Chapter 8—Roof Accessories provides technical information about gutters and downspouts, snow guards, skylights, walkways and lightning protection accessories used with metal panel roof systems. A new figure with examples of snow-retention devices attached using nonpenetrating seam clamps and recommendations for pipe support systems based on the International Fuel and Gas Code, 2015 Edition provisions were added to this section.
Significant expansion occurred in Chapter 9—Reroofing. This chapter provides guidelines for metal panel roof system replacement and re-cover scenarios. The corresponding chapter of the 2012 manual only addressed re-cover considerations.
Previously, NRCA guidelines for roof system replacement were consolidated in the Reroofing section of The NRCA Roofing Manual: Architectural Metal Flashing, Condensation and Air Leakage Control, and Reroofing—2014 for all types of roof systems. With the 2015 volume and now this year's volume, generally applicable information and roof system type-specific replacement guidelines have been included.
The idea that determining whether re-covering or replacement is appropriate should follow a thorough evaluation of an existing roof assembly is central to how information is organized in Chapter 9. First, essential terms and concepts used in the chapter are explained. Then, guidelines for evaluating existing roof systems are presented separately for low- and steep-slope systems. Based on the existing roof system evaluation—and review of building code requirements for reroofing addressed in the following section—it may be determined the existing roof system is a good candidate for re-covering. For this case, another section in Chapter 9 provides guidelines specific to re-cover applications using metal roof panels.

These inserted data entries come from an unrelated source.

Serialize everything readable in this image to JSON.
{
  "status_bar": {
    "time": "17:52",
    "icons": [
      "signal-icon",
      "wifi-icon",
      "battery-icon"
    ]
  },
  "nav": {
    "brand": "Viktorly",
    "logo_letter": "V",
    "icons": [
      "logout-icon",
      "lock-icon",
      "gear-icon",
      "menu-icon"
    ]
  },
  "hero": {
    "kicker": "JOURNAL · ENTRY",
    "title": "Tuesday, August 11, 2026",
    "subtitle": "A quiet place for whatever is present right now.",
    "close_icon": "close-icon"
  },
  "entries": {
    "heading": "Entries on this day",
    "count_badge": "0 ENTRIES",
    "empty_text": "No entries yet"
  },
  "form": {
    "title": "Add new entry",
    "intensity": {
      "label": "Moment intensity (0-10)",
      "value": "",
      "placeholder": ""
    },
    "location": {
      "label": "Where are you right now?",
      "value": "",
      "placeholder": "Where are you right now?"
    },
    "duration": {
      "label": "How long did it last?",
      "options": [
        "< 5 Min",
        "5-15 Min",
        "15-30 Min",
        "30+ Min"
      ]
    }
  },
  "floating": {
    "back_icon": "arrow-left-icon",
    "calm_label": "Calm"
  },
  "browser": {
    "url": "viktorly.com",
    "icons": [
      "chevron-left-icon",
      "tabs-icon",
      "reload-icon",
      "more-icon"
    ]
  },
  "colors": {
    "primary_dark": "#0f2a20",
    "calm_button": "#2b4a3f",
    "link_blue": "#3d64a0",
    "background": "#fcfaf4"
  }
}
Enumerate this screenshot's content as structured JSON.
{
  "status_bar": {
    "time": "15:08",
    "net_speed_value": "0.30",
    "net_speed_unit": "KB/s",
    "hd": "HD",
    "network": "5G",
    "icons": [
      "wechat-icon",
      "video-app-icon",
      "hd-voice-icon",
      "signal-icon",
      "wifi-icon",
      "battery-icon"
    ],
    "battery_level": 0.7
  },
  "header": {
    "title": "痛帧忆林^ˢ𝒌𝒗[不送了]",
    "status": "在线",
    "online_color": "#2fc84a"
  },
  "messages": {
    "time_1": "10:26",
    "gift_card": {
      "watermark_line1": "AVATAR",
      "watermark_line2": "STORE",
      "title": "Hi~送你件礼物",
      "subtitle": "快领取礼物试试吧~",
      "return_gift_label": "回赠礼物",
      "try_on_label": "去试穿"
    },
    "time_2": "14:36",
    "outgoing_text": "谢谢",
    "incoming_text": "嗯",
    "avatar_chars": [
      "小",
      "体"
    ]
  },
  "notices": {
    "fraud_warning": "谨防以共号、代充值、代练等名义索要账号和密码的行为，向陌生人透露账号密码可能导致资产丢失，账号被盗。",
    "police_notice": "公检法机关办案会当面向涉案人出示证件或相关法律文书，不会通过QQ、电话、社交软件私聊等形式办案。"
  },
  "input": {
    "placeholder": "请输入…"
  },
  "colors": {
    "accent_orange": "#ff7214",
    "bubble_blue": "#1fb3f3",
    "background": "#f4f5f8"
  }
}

If it is determined an existing roof system is not an adequate substrate for re-covering and tear-off is necessary, the reroofing chapter offers guidelines for evaluating different types of existing structural substrates to determine whether the substrate will accommodate a new roof system. If a new replacement metal panel roof system is to be installed, the Reroofing chapter offers a separate section for considerations specific to that scenario.
In Chapter 10—Construction Details, 34 construction details designated "AM-" apply to architectural metal panels, 24 construction details designated "STM-" apply to structural trapezoidal seam metal panels and 25 construction details designated "SVM-" apply to structural vertical seam metal panels.
Minor revisions include the switching of primary and alternative details for a couple of conditions and corrections or redrawing of a few details for readability.
For instance, the bellows-type, preformed flashing is shown as the primary detail for flashing pipe penetrations in architectural metal panels and the shop-formed soldered or sealed sheet-metal flashing is the alternative detail. The primary detail depicts NRCA's preferred method of addressing a specific flashing condition; alternative details for the same condition depict methods also considered best practices by NRCA, subject to any limitations described on the alternative construction details.
Stay on top of changes
If you are involved with designing or installing metal panel roof systems, I encourage you to become familiar with the Metal Panel Roof Systems section of NRCA's 2016 roofing manual.
NRCA members receive free access to electronic versions of The NRCA Roofing Manual series. Members can download the manual as a PDF at shop.nrca.net and access it through the NRCA app. The app is available free from Google Play, the Apple App Store and the Windows Store.
Maciek Rupar is an NRCA director of technical services.